North Park motorists who rely on Pershing Drive for access to Interstate 5 and downtown may have to find alternate routes when a new bikeway takes up half of the major artery, reducing the current four lanes of traffic to two.
The 2.6-mile Pershing Bikeway, a San Diego Association of Governments (SANDAG) project, was endorsed 10-1 by the North Park Planning Committee at its June 21 meeting. The vote helps clear the way for the project to begin construction as scheduled in Fall 2018.
Part of SANDAG’s $200 million “San Diego Regional Bike Plan” initiative, the Pershing Bikeway will begin at Utah and Landis Streets, run down Utah to Upas Street, and travel east on Upas to Pershing Drive. The bikeway will continue down the length of Pershing through the Florida/26th intersection to connect with B and C streets just past the Interstate 5 entrance ramps.
In his presentation at the meeting, Chris Carterette, SANDAG’s Active Transportation Planner, said that Pershing Drive “has a lot of excess capacity to utilize” and added, “The combination of lane reductions and lower speed limits will improve safety for all roadway users without significant changes in roadway operations.”
SANDAG intends to replace the current two lanes of Pershing’s northbound traffic with two buffered bike lanes going in either direction and a designated pedestrian walkway. The current two lanes of southbound traffic will be divided into two one-way car lanes separated by a yellow line and a protected southbound bike lane.
The extra lane for bicyclists, said Carterette, will allow them “to go all the way from C Street to Upas with hardly any conflicts or crossings. … We’re proposing the buffered bike lane because there will continue to be people riding that will want to go down the hill very fast.”
At the critical intersection of Pershing and Redwood, SANDAG is planning to construct a new traffic roundabout just south of a new pedestrian crosswalk spanning the artery. Such features “will provide clues to people driving to help them drive more calmly,” he said.
Addressing concerns that a stalled car could block an entire lane of traffic, Carterette said, “There is plenty of room for a vehicle to break down and still have traffic move around it. The bike lane also could be used as an emergency stopping lane.” Putting a barrier between the two lanes of opposing traffic to prevent head-on collisions is inadvisable, he said, because “with a 35 mile-per-hour speed limit, that shouldn’t be necessary, and having a barrier would encourage people to drive more quickly.”

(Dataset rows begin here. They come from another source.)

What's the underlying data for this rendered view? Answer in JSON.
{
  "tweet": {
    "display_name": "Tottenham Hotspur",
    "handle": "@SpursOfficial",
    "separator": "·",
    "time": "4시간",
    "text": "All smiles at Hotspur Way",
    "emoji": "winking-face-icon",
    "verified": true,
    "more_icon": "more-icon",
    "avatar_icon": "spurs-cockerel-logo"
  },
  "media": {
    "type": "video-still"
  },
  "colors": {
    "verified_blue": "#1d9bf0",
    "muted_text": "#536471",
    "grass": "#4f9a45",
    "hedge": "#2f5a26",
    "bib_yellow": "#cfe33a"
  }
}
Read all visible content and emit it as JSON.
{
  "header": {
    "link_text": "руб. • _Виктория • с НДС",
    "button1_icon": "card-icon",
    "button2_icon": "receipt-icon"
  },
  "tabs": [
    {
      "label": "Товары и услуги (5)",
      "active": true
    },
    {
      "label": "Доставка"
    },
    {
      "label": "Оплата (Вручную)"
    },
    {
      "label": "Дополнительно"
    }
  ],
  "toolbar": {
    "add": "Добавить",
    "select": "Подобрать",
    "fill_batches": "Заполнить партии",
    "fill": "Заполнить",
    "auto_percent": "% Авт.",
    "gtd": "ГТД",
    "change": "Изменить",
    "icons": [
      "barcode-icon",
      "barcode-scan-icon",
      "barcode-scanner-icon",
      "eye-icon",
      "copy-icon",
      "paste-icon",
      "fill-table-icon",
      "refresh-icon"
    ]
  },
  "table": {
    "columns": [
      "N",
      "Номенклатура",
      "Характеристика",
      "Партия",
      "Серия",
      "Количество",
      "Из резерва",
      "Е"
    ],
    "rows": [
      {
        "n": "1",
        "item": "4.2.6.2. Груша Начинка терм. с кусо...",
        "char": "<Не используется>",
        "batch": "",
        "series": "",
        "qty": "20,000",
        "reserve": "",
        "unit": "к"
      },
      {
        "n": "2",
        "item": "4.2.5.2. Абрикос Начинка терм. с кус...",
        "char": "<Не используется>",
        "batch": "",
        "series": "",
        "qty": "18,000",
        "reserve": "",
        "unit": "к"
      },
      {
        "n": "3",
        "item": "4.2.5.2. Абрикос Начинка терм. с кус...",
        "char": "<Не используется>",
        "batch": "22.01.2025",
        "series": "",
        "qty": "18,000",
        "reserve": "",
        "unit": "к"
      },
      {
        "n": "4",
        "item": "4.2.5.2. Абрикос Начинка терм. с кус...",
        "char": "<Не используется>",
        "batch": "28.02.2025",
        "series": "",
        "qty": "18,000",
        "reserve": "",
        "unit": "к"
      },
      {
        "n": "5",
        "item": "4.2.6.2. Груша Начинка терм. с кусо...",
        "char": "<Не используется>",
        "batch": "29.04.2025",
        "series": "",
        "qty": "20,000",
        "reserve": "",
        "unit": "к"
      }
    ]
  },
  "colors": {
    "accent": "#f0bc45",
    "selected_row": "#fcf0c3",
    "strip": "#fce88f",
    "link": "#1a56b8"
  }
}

As for the logjam of southbound cars headed for the freeway and downtown each weekday morning, SANDAG spokesperson David Hicks explained in a subsequent email that “traffic studies for Pershing Drive determined that there is excess roadway capacity to accommodate a lane reduction in some areas. The key design feature that maintains the existing functionality of Pershing Drive is the retention of four travel lanes at the intersection with Florida Drive and 26th Street. This will allow morning traffic to queue up the same way it currently does.”
The SANDAG presentation did not address how the new Pershing Bikeway will affect traffic entering and exiting the Naval Medical Center through the Florida-Pershing intersection, and it was not clear if the agency has been discussing its plans with the U.S. Navy.
The majority of the 30-plus attendees at the NPPC meeting were bicycle enthusiasts who spoke glowingly of the project, as did NPPC Chair Vicki Granowitz, who praised SANDAG’s civic leadership, saying “This is something we asked the city to do, and the city refused to do it.”
Public commenters who supported the project cited its positive impact on bicycling safety and air quality. Addressing the physical challenge of climbing Pershing’s notoriously steep grade, one supporter envisioned that more commuters will opt for bicycles with electric motors.
The only commenter who spoke in opposition warned that population spikes resulting from planned densification will swell vehicular traffic on Pershing and lengthen the commutes of North Park residents who are forced to drive.
Granowitz noted that “overwhelmingly, the public input has been to support this project,” citing data that included “17 emails in support … and a Facebook post in support that got 16 likes.” She concluded by framing the debate as a lifestyle difference between age cohorts. “I know that people are afraid of change … [but] this generation of millennials don’t use cars the way people of my generation did,” she said. “So I would ask people to try to support innovation and vision.”